InterAction Calls on Congress to Take Action on Civilian Casualties and Block Saudi Weapons Deal

Credit: Architect of the Capitol
In light of extensive civilian casualties in Yemen, NGO alliance urges Congress to vote against additional U.S. government weapon sales in upcoming debate.

WASHINGTON -- In advance of the expected congressional debate this week on the U.S. government's planned sale of additional weapons to Saudi Arabia, InterAction – the largest U.S. alliance of international NGOs – called on Congress to block the arms sale.

In a memo released today, InterAction expressed concern over the ongoing civilian harm and worsening humanitarian crisis occurring in Yemen resulting from the Saudi-led coalition’s pattern of disregard for international humanitarian law (IHL) and the protection of civilians. Proposed in early August, the $1.15 billion sale of 153 tanks, large supplies of ammunition and automatic weapons, and servicing support to Saudi Arabia, would signal a lack of concern by the U.S. government for the civilian loss of life, injuries and destruction of infrastructure occurring now in Yemen.

“The U.S. has repeatedly condemned attacks on civilians and critical infrastructure that provides access for life-saving assistance. It has also called for a political solution to the conflict in Yemen. But introducing more weapons into the conflict in Yemen will only exacerbate the fighting and put more civilians at risk,” said Patricia McIlreavy, InterAction’s vice president of humanitarian policy and practice. “By blocking the sale of additional weapons, Congress will send a clear signal that the U.S. takes the rules of war seriously and wants to ensure that civilians are treated with respect, even during war.”
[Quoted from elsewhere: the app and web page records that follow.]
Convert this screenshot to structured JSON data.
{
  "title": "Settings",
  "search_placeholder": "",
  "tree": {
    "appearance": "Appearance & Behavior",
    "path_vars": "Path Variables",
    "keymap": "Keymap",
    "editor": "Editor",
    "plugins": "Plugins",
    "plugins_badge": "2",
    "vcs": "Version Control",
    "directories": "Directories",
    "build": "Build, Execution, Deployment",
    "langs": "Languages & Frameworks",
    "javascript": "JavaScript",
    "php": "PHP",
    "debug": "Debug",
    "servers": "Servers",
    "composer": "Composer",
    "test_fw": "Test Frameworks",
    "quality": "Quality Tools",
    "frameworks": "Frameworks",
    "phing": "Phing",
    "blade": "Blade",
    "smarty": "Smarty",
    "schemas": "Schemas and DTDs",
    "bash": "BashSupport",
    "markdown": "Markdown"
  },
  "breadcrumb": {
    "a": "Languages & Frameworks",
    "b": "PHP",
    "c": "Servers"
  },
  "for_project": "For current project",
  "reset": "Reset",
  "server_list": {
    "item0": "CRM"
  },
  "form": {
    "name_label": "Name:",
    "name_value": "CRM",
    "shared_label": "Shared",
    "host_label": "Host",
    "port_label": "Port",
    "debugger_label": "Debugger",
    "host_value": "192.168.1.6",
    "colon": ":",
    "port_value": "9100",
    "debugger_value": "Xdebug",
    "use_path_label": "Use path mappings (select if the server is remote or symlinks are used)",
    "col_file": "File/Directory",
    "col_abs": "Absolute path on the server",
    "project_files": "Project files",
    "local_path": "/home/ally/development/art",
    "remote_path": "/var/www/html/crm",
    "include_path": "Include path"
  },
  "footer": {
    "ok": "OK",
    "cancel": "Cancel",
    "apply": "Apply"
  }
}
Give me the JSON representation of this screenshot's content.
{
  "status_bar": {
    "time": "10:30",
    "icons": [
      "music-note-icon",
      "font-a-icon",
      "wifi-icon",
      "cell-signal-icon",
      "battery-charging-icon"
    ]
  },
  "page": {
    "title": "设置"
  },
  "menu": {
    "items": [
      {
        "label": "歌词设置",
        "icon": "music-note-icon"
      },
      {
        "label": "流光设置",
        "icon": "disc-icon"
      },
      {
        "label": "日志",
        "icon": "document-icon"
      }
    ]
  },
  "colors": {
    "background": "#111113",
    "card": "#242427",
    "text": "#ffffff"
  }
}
The InterAction issue memo recommends that the U.S. government condition any support for, and cooperation with, foreign forces on demonstrable compliance with international humanitarian law. This follows on the release of an InterAction policy brief earlier this year illustrating the overwhelming scale of civilian harm resulting from the deadly conflicts in Syria and Yemen.

Over the past several months, extensive civilian casualties due to the use of explosive weapons in populated areas in Yemen have been reported in the press. The continued destruction of vital infrastructure – such as bridges, schools and hospitals –by Saudi-led coalition airstrikes has severely limited humanitarian access and relief efforts.

See InterAction's February 2016 Policy Brief: Civilians Under Fire

Read the full memo: